Your objective:
Your answer should consist of each line below that includes the word "true".

Dataset rows for apps and sites:

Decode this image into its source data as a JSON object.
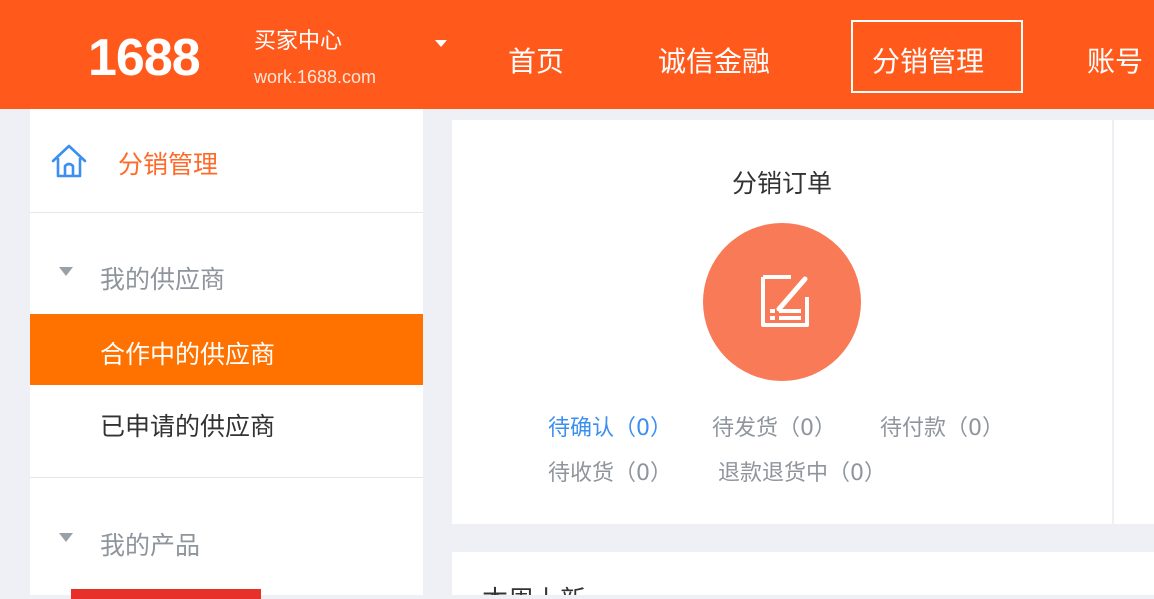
{
  "header": {
    "logo_number": "1688",
    "logo_title": "买家中心",
    "logo_domain": "work.1688.com",
    "nav": [
      {
        "label": "首页"
      },
      {
        "label": "诚信金融"
      },
      {
        "label": "分销管理",
        "active": true
      },
      {
        "label": "账号"
      }
    ]
  },
  "sidebar": {
    "home_label": "分销管理",
    "sections": [
      {
        "label": "我的供应商",
        "items": [
          {
            "label": "合作中的供应商",
            "active": true
          },
          {
            "label": "已申请的供应商"
          }
        ]
      },
      {
        "label": "我的产品"
      }
    ]
  },
  "order_card": {
    "title": "分销订单",
    "stats": [
      {
        "label": "待确认（0）",
        "highlight": true
      },
      {
        "label": "待发货（0）"
      },
      {
        "label": "待付款（0）"
      },
      {
        "label": "待收货（0）"
      },
      {
        "label": "退款退货中（0）"
      }
    ]
  },
  "second_card": {
    "title": "本周上新"
  },
  "colors": {
    "brand": "#ff5a1c",
    "active_item": "#ff7200",
    "icon_circle": "#f97a56",
    "link_blue": "#3b8ff0"
  }
}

Your solution:
        "active": true
            "active": true
        "highlight": true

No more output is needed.